### EXERCISE:
Each record is to be copied exactly as written.

Records drawn from a dataset:
━━━━

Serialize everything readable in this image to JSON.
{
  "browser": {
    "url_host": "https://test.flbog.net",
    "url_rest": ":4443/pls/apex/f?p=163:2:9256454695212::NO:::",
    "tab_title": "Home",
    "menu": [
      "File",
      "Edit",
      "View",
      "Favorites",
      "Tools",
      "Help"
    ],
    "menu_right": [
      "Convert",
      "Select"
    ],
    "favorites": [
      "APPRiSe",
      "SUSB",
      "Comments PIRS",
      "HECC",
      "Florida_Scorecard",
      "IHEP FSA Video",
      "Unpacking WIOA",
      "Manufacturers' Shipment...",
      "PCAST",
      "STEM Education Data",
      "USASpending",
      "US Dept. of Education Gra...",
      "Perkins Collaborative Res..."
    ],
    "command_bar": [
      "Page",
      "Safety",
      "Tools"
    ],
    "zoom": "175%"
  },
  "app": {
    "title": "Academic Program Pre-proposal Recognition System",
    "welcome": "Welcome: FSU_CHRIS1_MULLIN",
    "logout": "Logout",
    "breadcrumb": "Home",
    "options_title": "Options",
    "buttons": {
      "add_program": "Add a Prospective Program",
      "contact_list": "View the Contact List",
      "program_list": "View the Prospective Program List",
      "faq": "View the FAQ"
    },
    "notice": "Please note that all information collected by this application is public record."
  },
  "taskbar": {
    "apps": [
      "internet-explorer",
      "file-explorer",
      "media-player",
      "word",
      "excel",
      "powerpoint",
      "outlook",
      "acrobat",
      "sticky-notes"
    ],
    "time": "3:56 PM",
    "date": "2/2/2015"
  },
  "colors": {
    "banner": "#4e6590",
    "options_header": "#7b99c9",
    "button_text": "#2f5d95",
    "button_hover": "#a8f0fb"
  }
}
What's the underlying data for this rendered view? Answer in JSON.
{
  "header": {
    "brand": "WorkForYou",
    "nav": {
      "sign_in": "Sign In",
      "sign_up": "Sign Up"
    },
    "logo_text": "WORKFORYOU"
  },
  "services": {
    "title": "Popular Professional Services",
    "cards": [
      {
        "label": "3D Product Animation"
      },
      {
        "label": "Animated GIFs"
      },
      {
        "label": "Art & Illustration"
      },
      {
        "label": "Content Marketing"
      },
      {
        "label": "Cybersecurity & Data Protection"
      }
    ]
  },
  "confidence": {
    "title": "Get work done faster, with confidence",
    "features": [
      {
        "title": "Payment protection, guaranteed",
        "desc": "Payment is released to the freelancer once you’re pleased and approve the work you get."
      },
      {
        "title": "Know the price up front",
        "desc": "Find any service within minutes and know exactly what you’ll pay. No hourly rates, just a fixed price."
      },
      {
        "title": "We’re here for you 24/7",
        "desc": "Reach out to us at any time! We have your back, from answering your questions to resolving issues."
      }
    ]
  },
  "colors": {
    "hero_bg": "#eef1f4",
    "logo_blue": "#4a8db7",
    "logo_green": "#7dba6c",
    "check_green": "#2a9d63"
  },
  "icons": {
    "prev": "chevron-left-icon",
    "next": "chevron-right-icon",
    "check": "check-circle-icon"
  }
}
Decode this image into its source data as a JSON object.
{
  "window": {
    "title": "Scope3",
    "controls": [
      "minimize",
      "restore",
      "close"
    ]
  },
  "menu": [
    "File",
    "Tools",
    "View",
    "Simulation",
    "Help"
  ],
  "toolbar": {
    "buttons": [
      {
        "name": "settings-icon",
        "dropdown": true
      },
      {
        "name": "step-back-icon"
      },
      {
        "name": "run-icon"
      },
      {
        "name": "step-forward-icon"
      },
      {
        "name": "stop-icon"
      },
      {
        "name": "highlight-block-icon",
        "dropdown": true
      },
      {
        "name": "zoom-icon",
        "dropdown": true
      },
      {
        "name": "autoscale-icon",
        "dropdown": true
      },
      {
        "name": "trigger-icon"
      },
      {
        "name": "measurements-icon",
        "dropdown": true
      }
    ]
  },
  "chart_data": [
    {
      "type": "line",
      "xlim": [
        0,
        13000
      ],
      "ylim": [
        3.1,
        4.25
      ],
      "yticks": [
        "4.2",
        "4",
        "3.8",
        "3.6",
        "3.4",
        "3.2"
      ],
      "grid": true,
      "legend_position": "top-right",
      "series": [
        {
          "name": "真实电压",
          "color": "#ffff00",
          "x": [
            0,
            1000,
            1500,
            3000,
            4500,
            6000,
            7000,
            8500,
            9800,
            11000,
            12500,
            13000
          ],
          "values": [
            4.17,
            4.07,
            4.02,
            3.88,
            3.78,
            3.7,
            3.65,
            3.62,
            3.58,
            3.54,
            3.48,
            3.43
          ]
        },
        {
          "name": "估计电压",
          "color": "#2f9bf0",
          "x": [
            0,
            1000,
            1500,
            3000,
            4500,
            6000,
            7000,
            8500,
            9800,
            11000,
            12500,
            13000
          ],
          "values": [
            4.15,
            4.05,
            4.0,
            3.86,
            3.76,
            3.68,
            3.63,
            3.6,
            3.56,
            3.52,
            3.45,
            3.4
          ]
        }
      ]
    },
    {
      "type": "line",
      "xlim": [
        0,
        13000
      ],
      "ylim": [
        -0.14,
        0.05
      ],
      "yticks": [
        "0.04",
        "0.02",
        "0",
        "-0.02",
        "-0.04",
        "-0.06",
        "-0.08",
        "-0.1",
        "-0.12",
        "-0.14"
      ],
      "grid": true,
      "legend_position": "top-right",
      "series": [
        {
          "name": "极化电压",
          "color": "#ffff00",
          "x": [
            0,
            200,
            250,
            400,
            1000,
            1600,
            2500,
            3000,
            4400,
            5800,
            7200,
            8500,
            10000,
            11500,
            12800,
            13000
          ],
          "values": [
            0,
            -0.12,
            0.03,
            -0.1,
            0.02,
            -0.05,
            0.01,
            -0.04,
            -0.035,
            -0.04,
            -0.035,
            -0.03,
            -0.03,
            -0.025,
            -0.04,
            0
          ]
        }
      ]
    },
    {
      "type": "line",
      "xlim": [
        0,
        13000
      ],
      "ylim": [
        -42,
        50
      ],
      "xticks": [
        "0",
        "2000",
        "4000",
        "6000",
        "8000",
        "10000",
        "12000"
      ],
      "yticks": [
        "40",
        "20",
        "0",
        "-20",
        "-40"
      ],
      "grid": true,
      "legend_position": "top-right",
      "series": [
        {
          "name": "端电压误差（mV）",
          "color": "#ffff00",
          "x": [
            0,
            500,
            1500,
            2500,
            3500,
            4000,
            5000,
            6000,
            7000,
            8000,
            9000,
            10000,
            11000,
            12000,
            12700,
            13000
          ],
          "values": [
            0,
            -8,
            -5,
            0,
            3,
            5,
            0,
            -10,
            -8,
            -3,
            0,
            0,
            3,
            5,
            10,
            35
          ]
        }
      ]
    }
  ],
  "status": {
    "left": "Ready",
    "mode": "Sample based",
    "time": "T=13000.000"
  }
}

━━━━

### ANSWER TO THIS TASK:
Serialize everything readable in this image to JSON.
{
  "browser": {
    "url_host": "https://test.flbog.net",
    "url_rest": ":4443/pls/apex/f?p=163:2:9256454695212::NO:::",
    "tab_title": "Home",
    "menu": [
      "File",
      "Edit",
      "View",
      "Favorites",
      "Tools",
      "Help"
    ],
    "menu_right": [
      "Convert",
      "Select"
    ],
    "favorites": [
      "APPRiSe",
      "SUSB",
      "Comments PIRS",
      "HECC",
      "Florida_Scorecard",
      "IHEP FSA Video",
      "Unpacking WIOA",
      "Manufacturers' Shipment...",
      "PCAST",
      "STEM Education Data",
      "USASpending",
      "US Dept. of Education Gra...",
      "Perkins Collaborative Res..."
    ],
    "command_bar": [
      "Page",
      "Safety",
      "Tools"
    ],
    "zoom": "175%"
  },
  "app": {
    "title": "Academic Program Pre-proposal Recognition System",
    "welcome": "Welcome: FSU_CHRIS1_MULLIN",
    "logout": "Logout",
    "breadcrumb": "Home",
    "options_title": "Options",
    "buttons": {
      "add_program": "Add a Prospective Program",
      "contact_list": "View the Contact List",
      "program_list": "View the Prospective Program List",
      "faq": "View the FAQ"
    },
    "notice": "Please note that all information collected by this application is public record."
  },
  "taskbar": {
    "apps": [
      "internet-explorer",
      "file-explorer",
      "media-player",
      "word",
      "excel",
      "powerpoint",
      "outlook",
      "acrobat",
      "sticky-notes"
    ],
    "time": "3:56 PM",
    "date": "2/2/2015"
  },
  "colors": {
    "banner": "#4e6590",
    "options_header": "#7b99c9",
    "button_text": "#2f5d95",
    "button_hover": "#a8f0fb"
  }
}
What's the underlying data for this rendered view? Answer in JSON.
{
  "header": {
    "brand": "WorkForYou",
    "nav": {
      "sign_in": "Sign In",
      "sign_up": "Sign Up"
    },
    "logo_text": "WORKFORYOU"
  },
  "services": {
    "title": "Popular Professional Services",
    "cards": [
      {
        "label": "3D Product Animation"
      },
      {
        "label": "Animated GIFs"
      },
      {
        "label": "Art & Illustration"
      },
      {
        "label": "Content Marketing"
      },
      {
        "label": "Cybersecurity & Data Protection"
      }
    ]
  },
  "confidence": {
    "title": "Get work done faster, with confidence",
    "features": [
      {
        "title": "Payment protection, guaranteed",
        "desc": "Payment is released to the freelancer once you’re pleased and approve the work you get."
      },
      {
        "title": "Know the price up front",
        "desc": "Find any service within minutes and know exactly what you’ll pay. No hourly rates, just a fixed price."
      },
      {
        "title": "We’re here for you 24/7",
        "desc": "Reach out to us at any time! We have your back, from answering your questions to resolving issues."
      }
    ]
  },
  "colors": {
    "hero_bg": "#eef1f4",
    "logo_blue": "#4a8db7",
    "logo_green": "#7dba6c",
    "check_green": "#2a9d63"
  },
  "icons": {
    "prev": "chevron-left-icon",
    "next": "chevron-right-icon",
    "check": "check-circle-icon"
  }
}
Decode this image into its source data as a JSON object.
{
  "window": {
    "title": "Scope3",
    "controls": [
      "minimize",
      "restore",
      "close"
    ]
  },
  "menu": [
    "File",
    "Tools",
    "View",
    "Simulation",
    "Help"
  ],
  "toolbar": {
    "buttons": [
      {
        "name": "settings-icon",
        "dropdown": true
      },
      {
        "name": "step-back-icon"
      },
      {
        "name": "run-icon"
      },
      {
        "name": "step-forward-icon"
      },
      {
        "name": "stop-icon"
      },
      {
        "name": "highlight-block-icon",
        "dropdown": true
      },
      {
        "name": "zoom-icon",
        "dropdown": true
      },
      {
        "name": "autoscale-icon",
        "dropdown": true
      },
      {
        "name": "trigger-icon"
      },
      {
        "name": "measurements-icon",
        "dropdown": true
      }
    ]
  },
  "chart_data": [
    {
      "type": "line",
      "xlim": [
        0,
        13000
      ],
      "ylim": [
        3.1,
        4.25
      ],
      "yticks": [
        "4.2",
        "4",
        "3.8",
        "3.6",
        "3.4",
        "3.2"
      ],
      "grid": true,
      "legend_position": "top-right",
      "series": [
        {
          "name": "真实电压",
          "color": "#ffff00",
          "x": [
            0,
            1000,
            1500,
            3000,
            4500,
            6000,
            7000,
            8500,
            9800,
            11000,
            12500,
            13000
          ],
          "values": [
            4.17,
            4.07,
            4.02,
            3.88,
            3.78,
            3.7,
            3.65,
            3.62,
            3.58,
            3.54,
            3.48,
            3.43
          ]
        },
        {
          "name": "估计电压",
          "color": "#2f9bf0",
          "x": [
            0,
            1000,
            1500,
            3000,
            4500,
            6000,
            7000,
            8500,
            9800,
            11000,
            12500,
            13000
          ],
          "values": [
            4.15,
            4.05,
            4.0,
            3.86,
            3.76,
            3.68,
            3.63,
            3.6,
            3.56,
            3.52,
            3.45,
            3.4
          ]
        }
      ]
    },
    {
      "type": "line",
      "xlim": [
        0,
        13000
      ],
      "ylim": [
        -0.14,
        0.05
      ],
      "yticks": [
        "0.04",
        "0.02",
        "0",
        "-0.02",
        "-0.04",
        "-0.06",
        "-0.08",
        "-0.1",
        "-0.12",
        "-0.14"
      ],
      "grid": true,
      "legend_position": "top-right",
      "series": [
        {
          "name": "极化电压",
          "color": "#ffff00",
          "x": [
            0,
            200,
            250,
            400,
            1000,
            1600,
            2500,
            3000,
            4400,
            5800,
            7200,
            8500,
            10000,
            11500,
            12800,
            13000
          ],
          "values": [
            0,
            -0.12,
            0.03,
            -0.1,
            0.02,
            -0.05,
            0.01,
            -0.04,
            -0.035,
            -0.04,
            -0.035,
            -0.03,
            -0.03,
            -0.025,
            -0.04,
            0
          ]
        }
      ]
    },
    {
      "type": "line",
      "xlim": [
        0,
        13000
      ],
      "ylim": [
        -42,
        50
      ],
      "xticks": [
        "0",
        "2000",
        "4000",
        "6000",
        "8000",
        "10000",
        "12000"
      ],
      "yticks": [
        "40",
        "20",
        "0",
        "-20",
        "-40"
      ],
      "grid": true,
      "legend_position": "top-right",
      "series": [
        {
          "name": "端电压误差（mV）",
          "color": "#ffff00",
          "x": [
            0,
            500,
            1500,
            2500,
            3500,
            4000,
            5000,
            6000,
            7000,
            8000,
            9000,
            10000,
            11000,
            12000,
            12700,
            13000
          ],
          "values": [
            0,
            -8,
            -5,
            0,
            3,
            5,
            0,
            -10,
            -8,
            -3,
            0,
            0,
            3,
            5,
            10,
            35
          ]
        }
      ]
    }
  ],
  "status": {
    "left": "Ready",
    "mode": "Sample based",
    "time": "T=13000.000"
  }
}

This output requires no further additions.